The announcement of Sir Julian King’s new role as Europe’s new “Commissioner for the Security Union” has been celebrated by some as a sign of the European Commission getting serious about Brexit. They point out how King could have been given a derisory role which some Brussels insiders had previously joked about. This however ignores the reality of King’s new role.
King will report to Frans Timmermans, first vice-president of the European Commission, who will have the final say over any legislative initiatives. He will also be unable to attend ministerial meetings – usually a key part of any commissioner’s job.
Dimitris Avramopoulos, the European Commissioner in charge of Home Affairs and Migration, will represent the Commission on security policy at meetings with EU ministers and in the European parliament, further reducing the scope of King’s role. It is clear this new role is a demotion when compared to the financial regulation brief held by his predecessor Lord Hill.

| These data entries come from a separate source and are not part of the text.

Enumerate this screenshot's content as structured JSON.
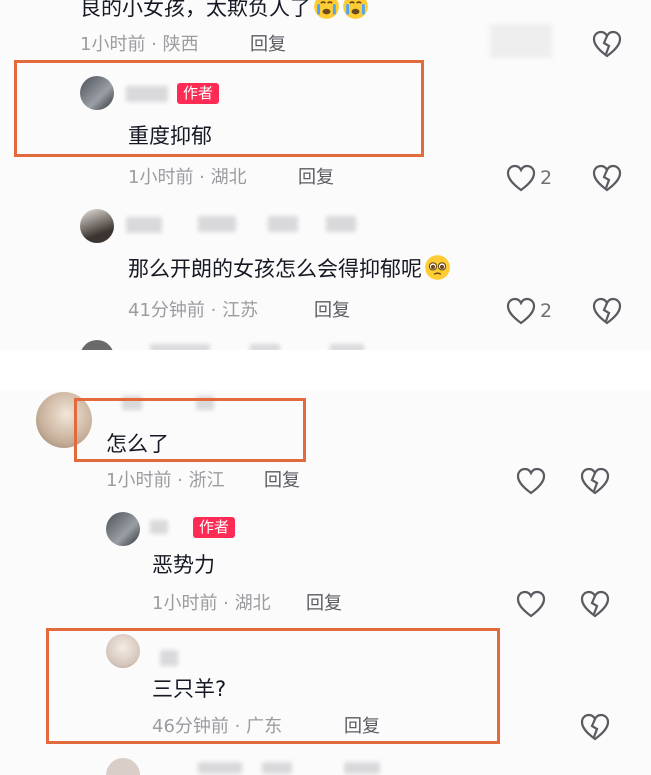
{
  "comments": [
    {
      "text": "良的小女孩，太欺负人了",
      "meta": "1小时前 · 陕西",
      "reply": "回复"
    },
    {
      "badge": "作者",
      "text": "重度抑郁",
      "meta": "1小时前 · 湖北",
      "reply": "回复",
      "likes": "2"
    },
    {
      "text": "那么开朗的女孩怎么会得抑郁呢",
      "meta": "41分钟前 · 江苏",
      "reply": "回复",
      "likes": "2"
    },
    {
      "text": "怎么了",
      "meta": "1小时前 · 浙江",
      "reply": "回复"
    },
    {
      "badge": "作者",
      "text": "恶势力",
      "meta": "1小时前 · 湖北",
      "reply": "回复"
    },
    {
      "text": "三只羊?",
      "meta": "46分钟前 · 广东",
      "reply": "回复"
    }
  ],
  "icons": {
    "like": "heart-outline-icon",
    "dislike": "broken-heart-icon",
    "emoji_sad": "crying-face-emoji",
    "emoji_plead": "pleading-face-emoji"
  },
  "colors": {
    "author_badge": "#fe2c55",
    "highlight_box": "#e36a3d"
  }
}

Hill’s decision to resign immediately after the referendum result was a highly foolish and irresponsible act. Whatever his own personal feelings of disappointment at the victory for the Leave campaign, he still had a duty to retain his Commission role until Brexit was fully implemented.
The UK is still a member of the European Union, paying significant sums into its coffers, and we are still subject to its laws and regulations. We should therefore remain entitled to a seat at the top table, with a real Commission role which suits the UK’s significant interests.
At the time, Hill claimed his resignation was the result of a private deal he made with the European President Jean Claude Juncker! Whilst backroom deals like these are a major feature of European Commission politics, Hill was in no position to make such a deal. His arrogance and recklessness should not come as much of a surprise to us, considering he is a man who has never been elected to any position.
Like his fellow European Commissioners, he is unelected and unaccountable – and Hill clearly felt his own sense of honour to Juncker outweighed his duty to the United Kingdom. Unsurprisingly, David Cameron’s decision to send one of his chums to Brussels in the first place has come back to haunt Great Britain. The sooner we Get Britain Out, the better.
Whilst the UK pays membership fees to the European Union it is entitled to a senior commission role. The UK remains one of the highest contributors to the European Union’s budget and as such deserves a senior role.
We may have voted to leave the club in the future but at the moment we are still a member, and as such deserve the full terms of membership. We need a Commissioner who is willing and able to stand up for the UK’s interests until we can fully Get Britain Out of the EU.
Jayne Adye is the Director of cross-party, grassroots Eurosceptic group Get Britain Out